Exercise brief: Skipping any pictures, give all of the records below again exactly.

Extracted records:
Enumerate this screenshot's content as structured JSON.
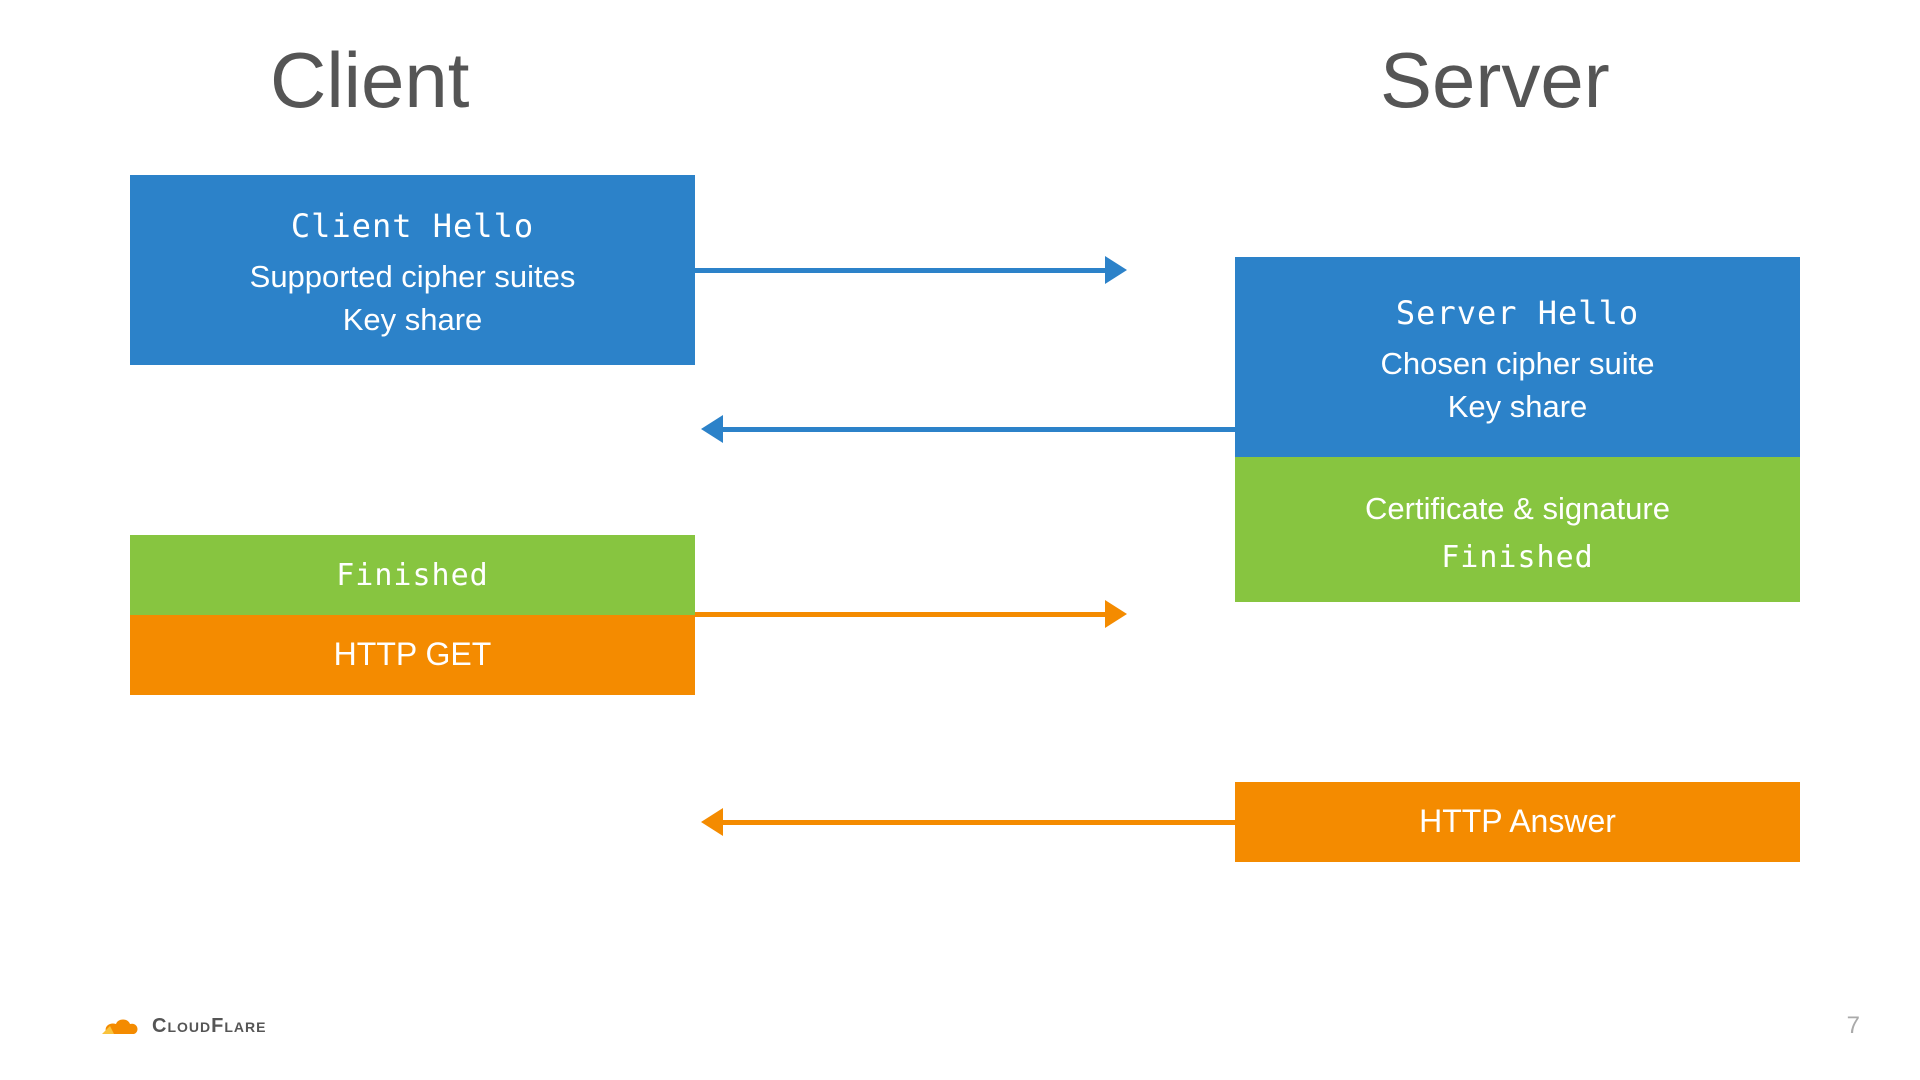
{
  "headings": {
    "client": "Client",
    "server": "Server"
  },
  "client_hello": {
    "title": "Client Hello",
    "sub1": "Supported cipher suites",
    "sub2": "Key share"
  },
  "server_hello": {
    "title": "Server Hello",
    "sub1": "Chosen cipher suite",
    "sub2": "Key share"
  },
  "server_cert": {
    "line1": "Certificate & signature",
    "line2": "Finished"
  },
  "client_finished": {
    "label": "Finished"
  },
  "http_get": {
    "label": "HTTP GET"
  },
  "http_answer": {
    "label": "HTTP Answer"
  },
  "logo": {
    "text": "CloudFlare"
  },
  "page_number": "7",
  "colors": {
    "blue": "#2c82c9",
    "green": "#87c540",
    "orange": "#f48b00"
  }
}
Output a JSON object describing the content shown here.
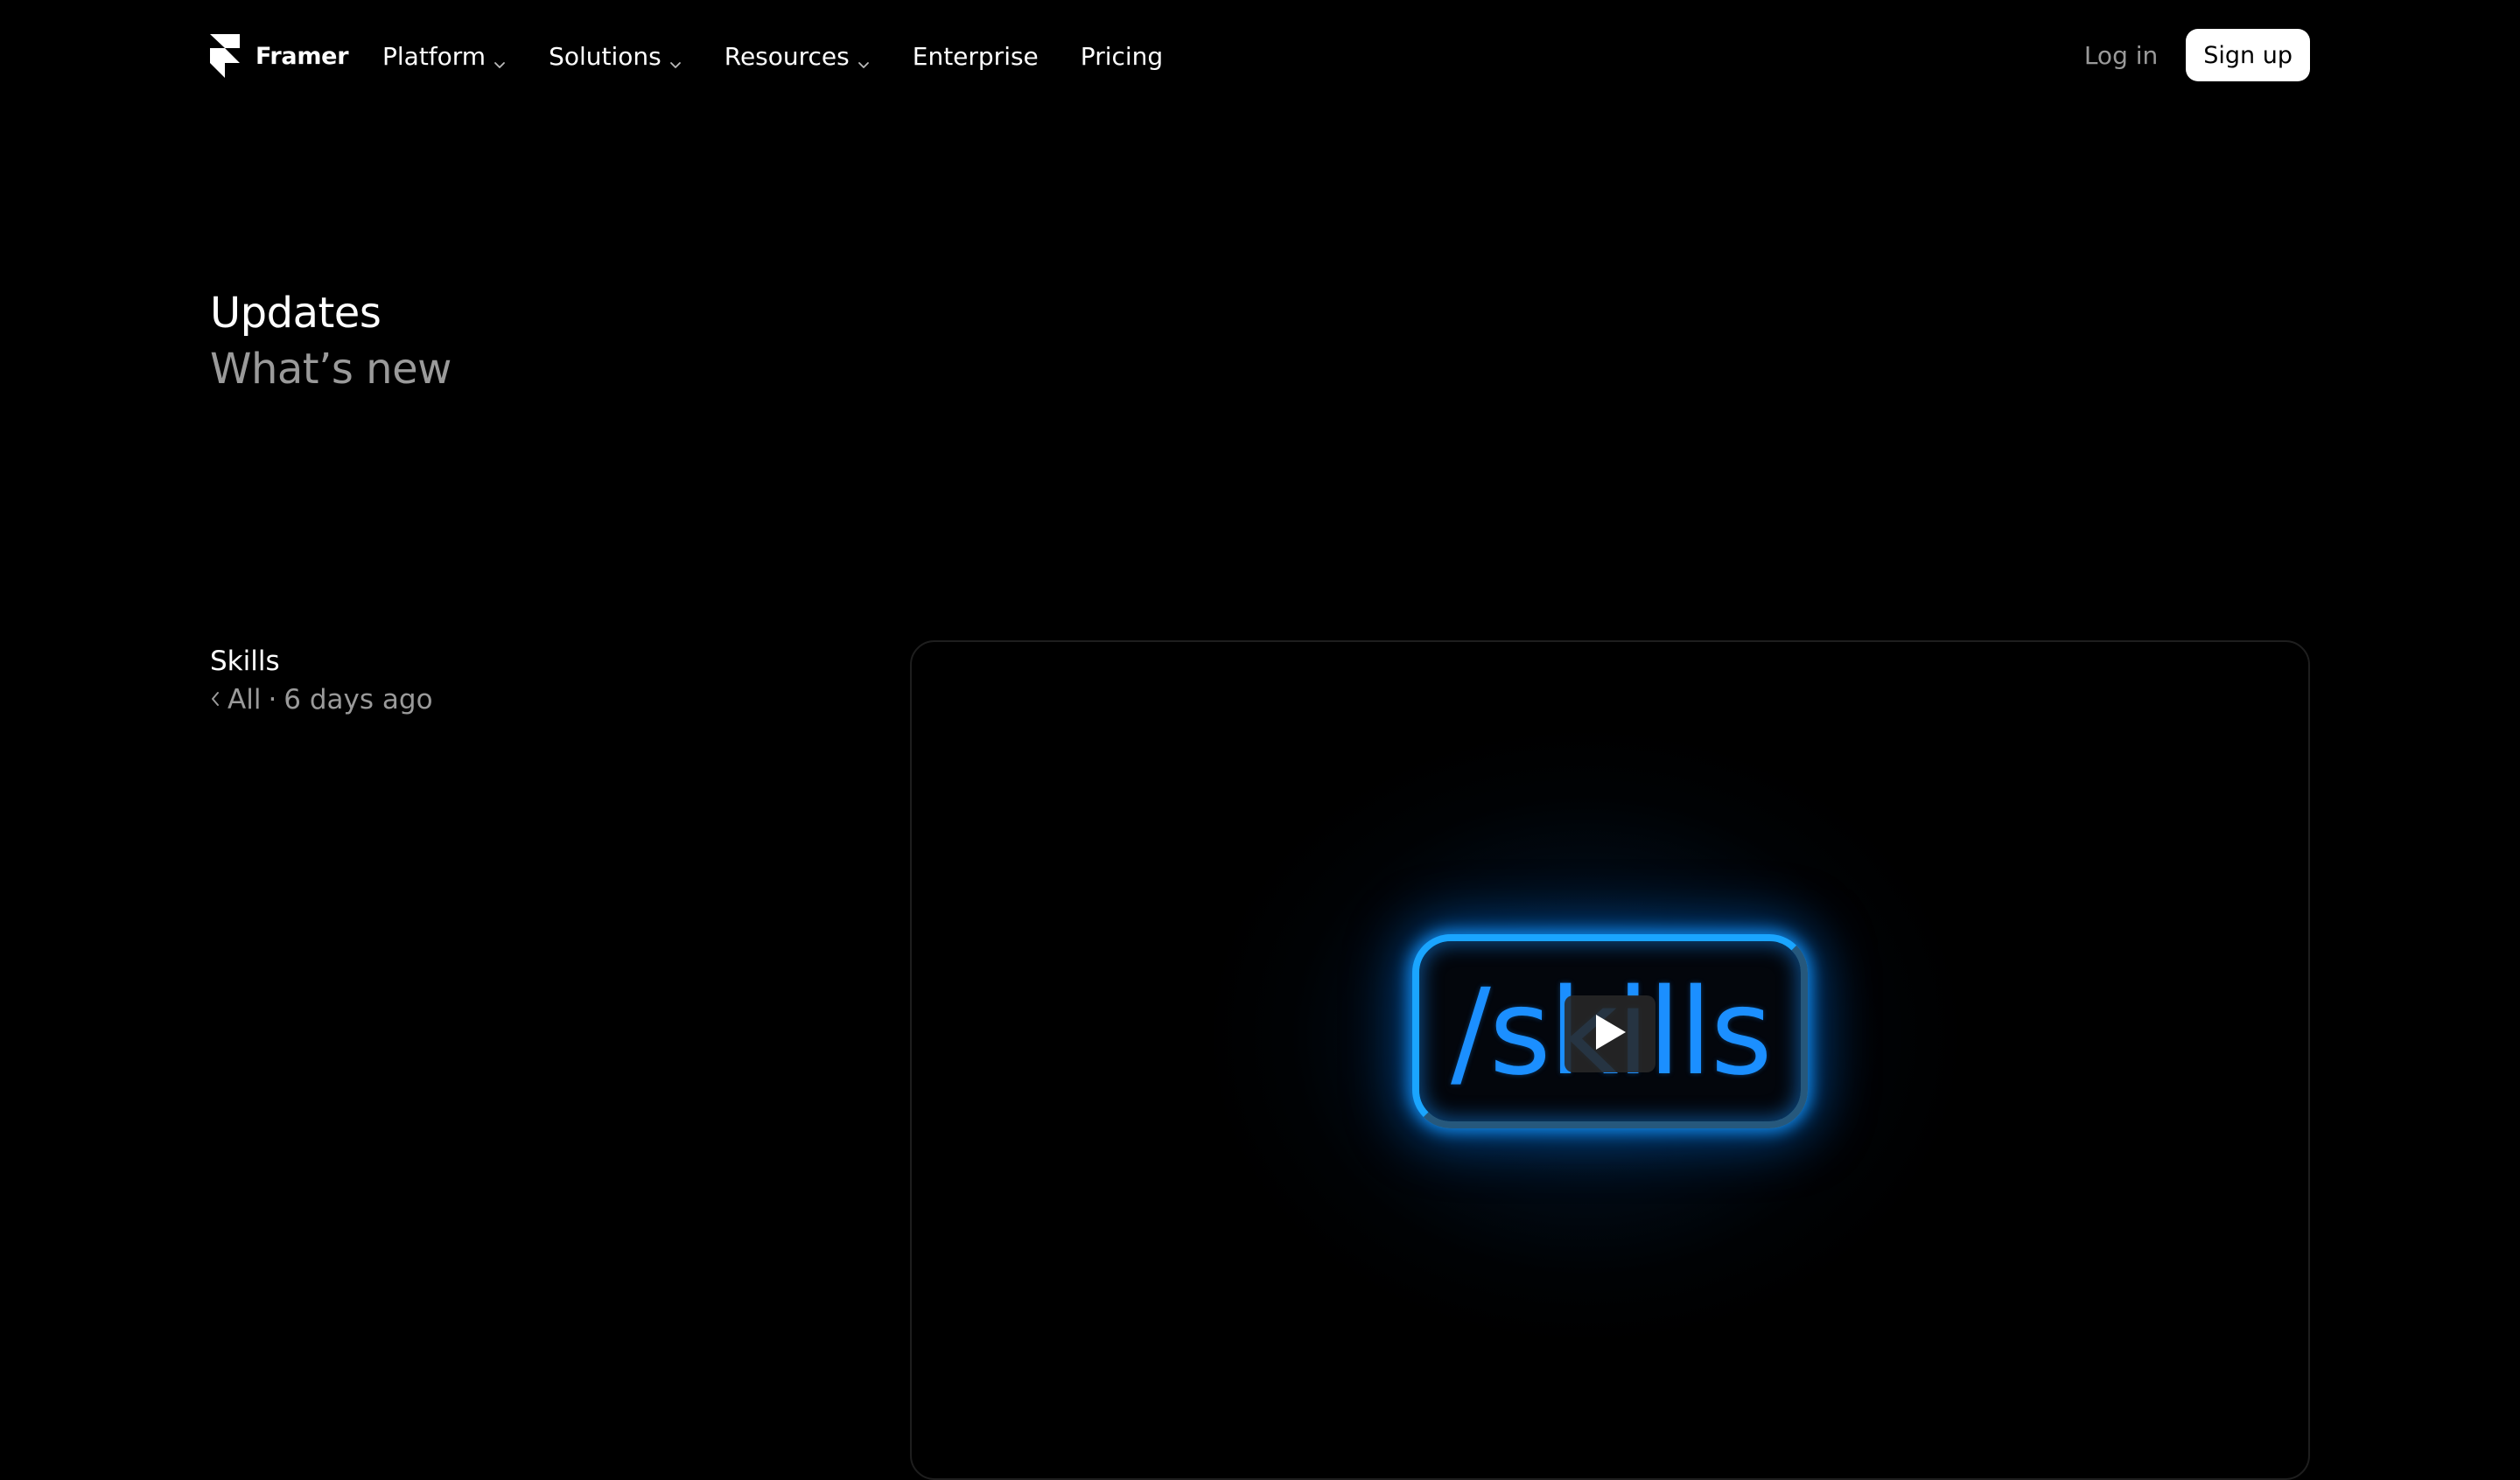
{
  "nav": {
    "brand": "Framer",
    "links": [
      {
        "label": "Platform",
        "has_dropdown": true
      },
      {
        "label": "Solutions",
        "has_dropdown": true
      },
      {
        "label": "Resources",
        "has_dropdown": true
      },
      {
        "label": "Enterprise",
        "has_dropdown": false
      },
      {
        "label": "Pricing",
        "has_dropdown": false
      }
    ],
    "login_label": "Log in",
    "signup_label": "Sign up"
  },
  "hero": {
    "title": "Updates",
    "subtitle": "What’s new"
  },
  "post": {
    "title": "Skills",
    "back_label": "All",
    "separator": "·",
    "time": "6 days ago"
  },
  "media": {
    "overlay_text": "/skills",
    "play_icon": "play-icon"
  },
  "colors": {
    "background": "#000000",
    "text_primary": "#ffffff",
    "text_secondary": "#9a9a9a",
    "accent_glow": "#1aa5ff",
    "skills_text": "#1b8fff"
  }
}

Result of the task:
Enumerate this screenshot's content as structured JSON.
{
  "headings": {
    "client": "Client",
    "server": "Server"
  },
  "client_hello": {
    "title": "Client Hello",
    "sub1": "Supported cipher suites",
    "sub2": "Key share"
  },
  "server_hello": {
    "title": "Server Hello",
    "sub1": "Chosen cipher suite",
    "sub2": "Key share"
  },
  "server_cert": {
    "line1": "Certificate & signature",
    "line2": "Finished"
  },
  "client_finished": {
    "label": "Finished"
  },
  "http_get": {
    "label": "HTTP GET"
  },
  "http_answer": {
    "label": "HTTP Answer"
  },
  "logo": {
    "text": "CloudFlare"
  },
  "page_number": "7",
  "colors": {
    "blue": "#2c82c9",
    "green": "#87c540",
    "orange": "#f48b00"
  }
}
Output a JSON object describing the content shown here.
{
  "nav": {
    "brand": "Framer",
    "links": [
      {
        "label": "Platform",
        "has_dropdown": true
      },
      {
        "label": "Solutions",
        "has_dropdown": true
      },
      {
        "label": "Resources",
        "has_dropdown": true
      },
      {
        "label": "Enterprise",
        "has_dropdown": false
      },
      {
        "label": "Pricing",
        "has_dropdown": false
      }
    ],
    "login_label": "Log in",
    "signup_label": "Sign up"
  },
  "hero": {
    "title": "Updates",
    "subtitle": "What’s new"
  },
  "post": {
    "title": "Skills",
    "back_label": "All",
    "separator": "·",
    "time": "6 days ago"
  },
  "media": {
    "overlay_text": "/skills",
    "play_icon": "play-icon"
  },
  "colors": {
    "background": "#000000",
    "text_primary": "#ffffff",
    "text_secondary": "#9a9a9a",
    "accent_glow": "#1aa5ff",
    "skills_text": "#1b8fff"
  }
}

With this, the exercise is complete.